My commute was up the stairs. My workday was self-directed, flexible, and light on responsibility. Most people would call it the ideal job. For me, working at home for a magazine was a long slow descent into depression, anxiety, and claustrophobia. The rest of the magazine staff was in New York, and a week at a time would pass without a call from my co-workers. E-mails simply served to exchange files. I was alone for eight or nine hours a day for more than a year and it drove me insane. I am a social creature. I generate energy from being around people. But that period in my life was years ago, before CrimeSpace, Facebook, Twitter, and list servs.
Now I’m working at home again as a novelist and freelance editor. So far, I’m loving it. But it is different this time. I’m connected to people through the Internet, and I’m able to set my own hours and take breaks when I want. But I worry about what it will be like for me six months or a year from now. I want this career phase to work out long term. So here’s my strategy for staying sane while working at home:
- Make time to reach out to people on the Internet periodically throughout the day.
- Have lunch with real-live person once a week.
- Conduct interviews in person even if they can be done by phone.
- Schedule regular social activities (such as weekly bowling with my brothers).
- Join a writers group and meet periodically (I haven’t done this yet, but it’s on my list).
- Open Pandora, click my funk station and dance for five minutes at least twice a day. Dancing is so joyful, it wards off depression.
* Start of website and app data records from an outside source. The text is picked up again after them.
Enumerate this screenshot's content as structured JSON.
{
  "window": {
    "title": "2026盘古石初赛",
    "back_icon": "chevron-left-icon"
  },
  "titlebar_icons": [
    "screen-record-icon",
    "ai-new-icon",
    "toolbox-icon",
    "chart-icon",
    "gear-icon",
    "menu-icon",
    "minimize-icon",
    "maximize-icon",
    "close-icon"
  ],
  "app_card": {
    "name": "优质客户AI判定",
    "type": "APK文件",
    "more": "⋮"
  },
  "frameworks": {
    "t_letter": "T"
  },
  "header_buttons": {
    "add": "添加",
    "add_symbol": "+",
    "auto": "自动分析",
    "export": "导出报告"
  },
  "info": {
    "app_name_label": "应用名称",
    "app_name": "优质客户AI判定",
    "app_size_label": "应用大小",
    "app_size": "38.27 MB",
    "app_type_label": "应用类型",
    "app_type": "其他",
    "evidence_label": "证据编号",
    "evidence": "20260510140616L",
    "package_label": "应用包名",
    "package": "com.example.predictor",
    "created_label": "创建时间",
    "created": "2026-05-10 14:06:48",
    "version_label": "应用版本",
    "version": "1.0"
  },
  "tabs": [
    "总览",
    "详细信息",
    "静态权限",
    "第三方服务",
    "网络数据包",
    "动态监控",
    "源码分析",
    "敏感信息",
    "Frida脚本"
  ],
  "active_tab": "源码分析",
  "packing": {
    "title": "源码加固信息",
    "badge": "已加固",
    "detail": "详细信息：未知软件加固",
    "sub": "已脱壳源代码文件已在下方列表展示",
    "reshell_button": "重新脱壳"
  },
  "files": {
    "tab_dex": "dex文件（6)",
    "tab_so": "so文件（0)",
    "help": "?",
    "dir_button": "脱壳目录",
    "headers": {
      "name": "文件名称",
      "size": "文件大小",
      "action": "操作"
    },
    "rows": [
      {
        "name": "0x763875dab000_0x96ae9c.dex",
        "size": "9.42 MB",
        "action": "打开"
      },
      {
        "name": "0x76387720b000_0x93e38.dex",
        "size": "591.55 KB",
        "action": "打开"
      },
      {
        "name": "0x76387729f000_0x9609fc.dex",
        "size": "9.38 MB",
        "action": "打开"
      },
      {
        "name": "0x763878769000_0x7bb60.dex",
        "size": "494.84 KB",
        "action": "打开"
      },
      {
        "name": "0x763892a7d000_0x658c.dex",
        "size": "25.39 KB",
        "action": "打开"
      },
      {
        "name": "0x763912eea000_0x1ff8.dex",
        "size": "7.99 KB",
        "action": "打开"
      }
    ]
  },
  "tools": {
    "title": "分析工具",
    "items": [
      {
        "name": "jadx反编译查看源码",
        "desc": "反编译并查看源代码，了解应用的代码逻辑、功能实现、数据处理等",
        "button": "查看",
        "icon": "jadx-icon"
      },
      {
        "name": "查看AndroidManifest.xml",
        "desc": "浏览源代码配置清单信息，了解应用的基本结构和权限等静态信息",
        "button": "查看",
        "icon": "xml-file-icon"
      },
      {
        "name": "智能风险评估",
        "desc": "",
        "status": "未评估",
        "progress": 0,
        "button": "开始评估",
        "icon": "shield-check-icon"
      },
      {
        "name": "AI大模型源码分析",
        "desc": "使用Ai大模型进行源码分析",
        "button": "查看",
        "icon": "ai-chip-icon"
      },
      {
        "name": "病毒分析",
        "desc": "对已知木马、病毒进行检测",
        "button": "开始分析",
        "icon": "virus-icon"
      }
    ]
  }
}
I assume that most of the people I interact with throughout the day also work at home. So tell me, how do you keep from getting cabin fever?